Gabriel Garcia Marquez, the literary prince of the magical realism movement, has died at the age of 87.
A prolific writer who started out as a newspaper reporter, Garcia Marquez’s masterpiece was “One Hundred Years of Solitude,” a dream-like, dynastic epic that helped him win the Nobel Prize for Literature in 1982.
Garcia Marquez died at his home in Mexico City, a source close to his family said. He had returned home from hospital last week after what doctors said was a bout of pneumonia. Colombian President Juan Manuel Santos confirmed the death.
Known affectionately to friends and fans as “Gabo”, Garcia Marquez was Latin America’s best-known author and most beloved author and his books have sold in the tens of millions.
Marquez was also a fierce critic of so-called American imperialism, considered himself close friends with Cuban dictator Fidel Castro and identified himself as a socialist.
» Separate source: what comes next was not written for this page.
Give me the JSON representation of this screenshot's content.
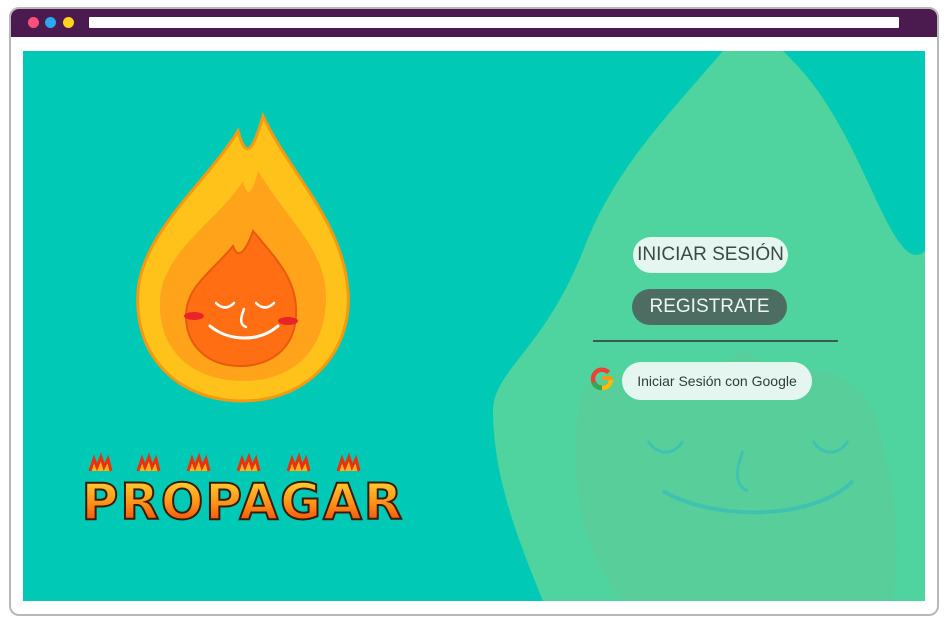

The United States banned Garcia Marquez from visiting for a decade after he set up the New York branch of communist Cuba’s official news agency and was accused of funding leftist guerrillas at home.
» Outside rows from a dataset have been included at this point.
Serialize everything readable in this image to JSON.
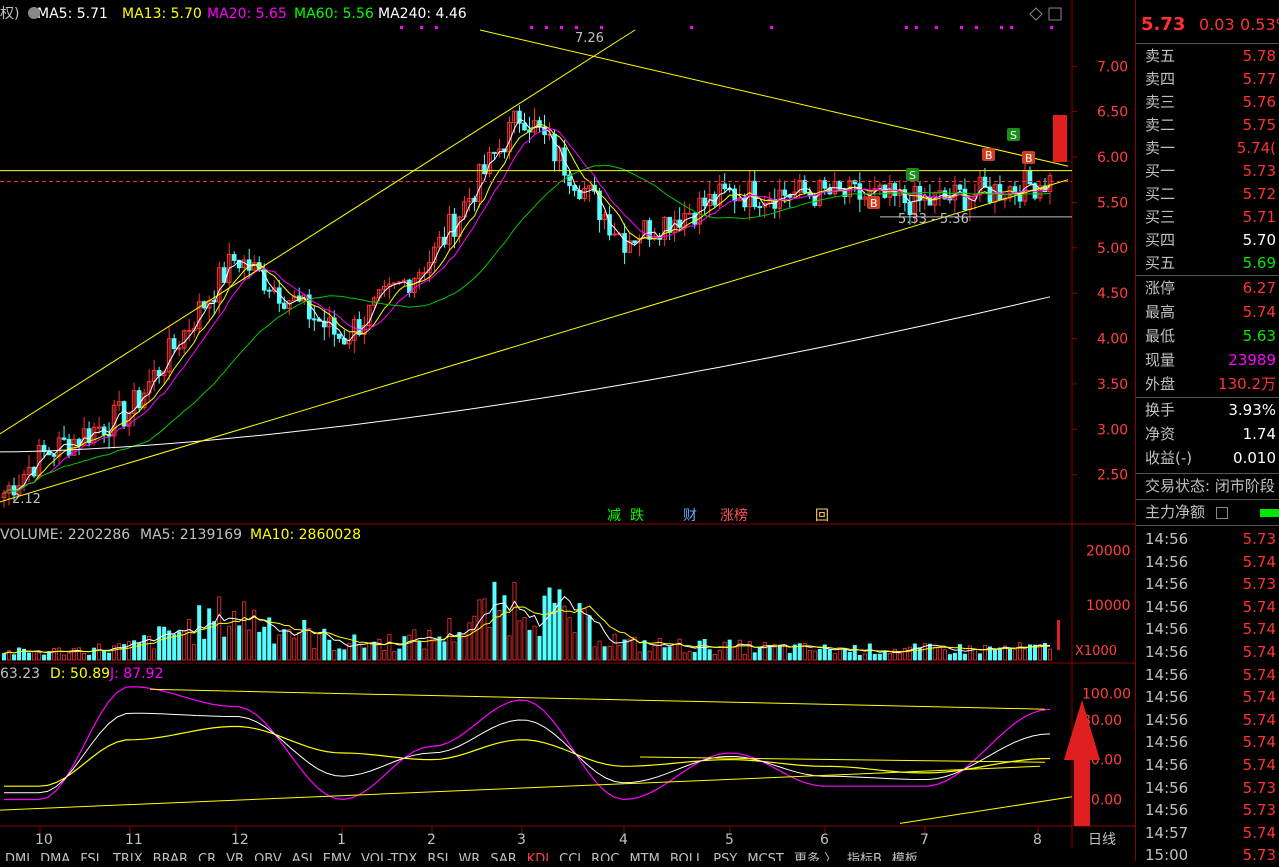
{
  "header": {
    "prefix": "权)",
    "ma": [
      {
        "label": "MA5: 5.71",
        "color": "#ffffff"
      },
      {
        "label": "MA13: 5.70",
        "color": "#ffff00"
      },
      {
        "label": "MA20: 5.65",
        "color": "#ff00ff"
      },
      {
        "label": "MA60: 5.56",
        "color": "#00ff00"
      },
      {
        "label": "MA240: 4.46",
        "color": "#ffffff"
      }
    ]
  },
  "annotations": {
    "high": "7.26",
    "low": "2.12",
    "range": "5.33 - 5.36",
    "signals": [
      {
        "text": "减",
        "color": "#00ff00"
      },
      {
        "text": "跌",
        "color": "#00ff00"
      },
      {
        "text": "财",
        "color": "#66aaff"
      },
      {
        "text": "涨榜",
        "color": "#ff5555"
      },
      {
        "text": "回",
        "color": "#ffcc66"
      }
    ],
    "bs_marks": [
      {
        "text": "S",
        "color": "#1a8f1a"
      },
      {
        "text": "B",
        "color": "#d04020"
      },
      {
        "text": "S",
        "color": "#1a8f1a"
      },
      {
        "text": "B",
        "color": "#d04020"
      },
      {
        "text": "B",
        "color": "#d04020"
      }
    ]
  },
  "volume_header": {
    "volume": "VOLUME: 2202286",
    "ma5": "MA5: 2139169",
    "ma10": "MA10: 2860028"
  },
  "kdj_header": {
    "k": "63.23",
    "d": "D: 50.89",
    "j": "J: 87.92"
  },
  "axis": {
    "price_ticks": [
      "7.00",
      "6.50",
      "6.00",
      "5.50",
      "5.00",
      "4.50",
      "4.00",
      "3.50",
      "3.00",
      "2.50"
    ],
    "volume_ticks": [
      "20000",
      "10000"
    ],
    "volume_unit": "X1000",
    "kdj_ticks": [
      "100.00",
      "80.00",
      "50.00",
      "20.00"
    ],
    "months": [
      "10",
      "11",
      "12",
      "1",
      "2",
      "3",
      "4",
      "5",
      "6",
      "7",
      "8"
    ],
    "period": "日线"
  },
  "chart_data": [
    {
      "type": "candlestick",
      "ylim": [
        2.0,
        7.4
      ],
      "x": [
        "10",
        "11",
        "12",
        "1",
        "2",
        "3",
        "4",
        "5",
        "6",
        "7",
        "8"
      ],
      "close_approx": [
        2.7,
        3.2,
        4.9,
        4.0,
        4.9,
        6.5,
        5.1,
        5.6,
        5.6,
        5.5,
        5.73
      ],
      "high": 7.26,
      "low": 2.12,
      "ma240_end": 4.46
    },
    {
      "type": "bar",
      "name": "VOLUME",
      "ylim": [
        0,
        21000
      ],
      "x": [
        "10",
        "11",
        "12",
        "1",
        "2",
        "3",
        "4",
        "5",
        "6",
        "7",
        "8"
      ],
      "values_approx": [
        1500,
        2500,
        9000,
        3000,
        4000,
        12000,
        3000,
        2500,
        2000,
        2000,
        2200
      ]
    },
    {
      "type": "line",
      "name": "KDJ",
      "ylim": [
        0,
        110
      ],
      "x": [
        "10",
        "11",
        "12",
        "1",
        "2",
        "3",
        "4",
        "5",
        "6",
        "7",
        "8"
      ],
      "series": [
        {
          "name": "D",
          "values": [
            30,
            65,
            75,
            55,
            50,
            65,
            45,
            50,
            45,
            40,
            50.89
          ]
        },
        {
          "name": "J",
          "values": [
            20,
            105,
            90,
            20,
            60,
            95,
            20,
            55,
            30,
            30,
            87.92
          ]
        }
      ]
    }
  ],
  "sidebar": {
    "title_price": "5.73",
    "title_change": "0.03",
    "title_pct": "0.53%",
    "book": [
      {
        "label": "卖五",
        "price": "5.78",
        "cls": "red"
      },
      {
        "label": "卖四",
        "price": "5.77",
        "cls": "red"
      },
      {
        "label": "卖三",
        "price": "5.76",
        "cls": "red"
      },
      {
        "label": "卖二",
        "price": "5.75",
        "cls": "red"
      },
      {
        "label": "卖一",
        "price": "5.74(",
        "cls": "red"
      },
      {
        "label": "买一",
        "price": "5.73",
        "cls": "red"
      },
      {
        "label": "买二",
        "price": "5.72",
        "cls": "red"
      },
      {
        "label": "买三",
        "price": "5.71",
        "cls": "red"
      },
      {
        "label": "买四",
        "price": "5.70",
        "cls": "white"
      },
      {
        "label": "买五",
        "price": "5.69",
        "cls": "green"
      }
    ],
    "stats": [
      {
        "label": "涨停",
        "value": "6.27",
        "cls": "red"
      },
      {
        "label": "最高",
        "value": "5.74",
        "cls": "red"
      },
      {
        "label": "最低",
        "value": "5.63",
        "cls": "green"
      },
      {
        "label": "现量",
        "value": "23989",
        "cls": "purple"
      },
      {
        "label": "外盘",
        "value": "130.2万",
        "cls": "red"
      }
    ],
    "fin": [
      {
        "label": "换手",
        "value": "3.93%",
        "cls": "white"
      },
      {
        "label": "净资",
        "value": "1.74",
        "cls": "white"
      },
      {
        "label": "收益(-)",
        "value": "0.010",
        "cls": "white"
      }
    ],
    "status_label": "交易状态: 闭市阶段",
    "netflow_label": "主力净额",
    "ticks": [
      {
        "t": "14:56",
        "p": "5.73",
        "cls": "red"
      },
      {
        "t": "14:56",
        "p": "5.74",
        "cls": "red"
      },
      {
        "t": "14:56",
        "p": "5.73",
        "cls": "red"
      },
      {
        "t": "14:56",
        "p": "5.74",
        "cls": "red"
      },
      {
        "t": "14:56",
        "p": "5.74",
        "cls": "red"
      },
      {
        "t": "14:56",
        "p": "5.74",
        "cls": "red"
      },
      {
        "t": "14:56",
        "p": "5.74",
        "cls": "red"
      },
      {
        "t": "14:56",
        "p": "5.74",
        "cls": "red"
      },
      {
        "t": "14:56",
        "p": "5.74",
        "cls": "red"
      },
      {
        "t": "14:56",
        "p": "5.74",
        "cls": "red"
      },
      {
        "t": "14:56",
        "p": "5.74",
        "cls": "red"
      },
      {
        "t": "14:56",
        "p": "5.73",
        "cls": "red"
      },
      {
        "t": "14:56",
        "p": "5.73",
        "cls": "red"
      },
      {
        "t": "14:57",
        "p": "5.74",
        "cls": "red"
      },
      {
        "t": "15:00",
        "p": "5.73",
        "cls": "red"
      }
    ]
  },
  "bottom_tabs": [
    "DMI",
    "DMA",
    "FSL",
    "TRIX",
    "BRAR",
    "CR",
    "VR",
    "OBV",
    "ASI",
    "EMV",
    "VOL-TDX",
    "RSI",
    "WR",
    "SAR",
    "KDJ",
    "CCI",
    "ROC",
    "MTM",
    "BOLL",
    "PSY",
    "MCST",
    "更多 〉",
    "指标B",
    "模板"
  ]
}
Despite his reputation as a left-leaning intellectual, critics say Garcia Marquez didn’t do as much as he could have done to help negotiate an end to Colombia’s long conflict, which has killed tens of thousands of people.
Instead, he left his homeland and went to live in Mexico.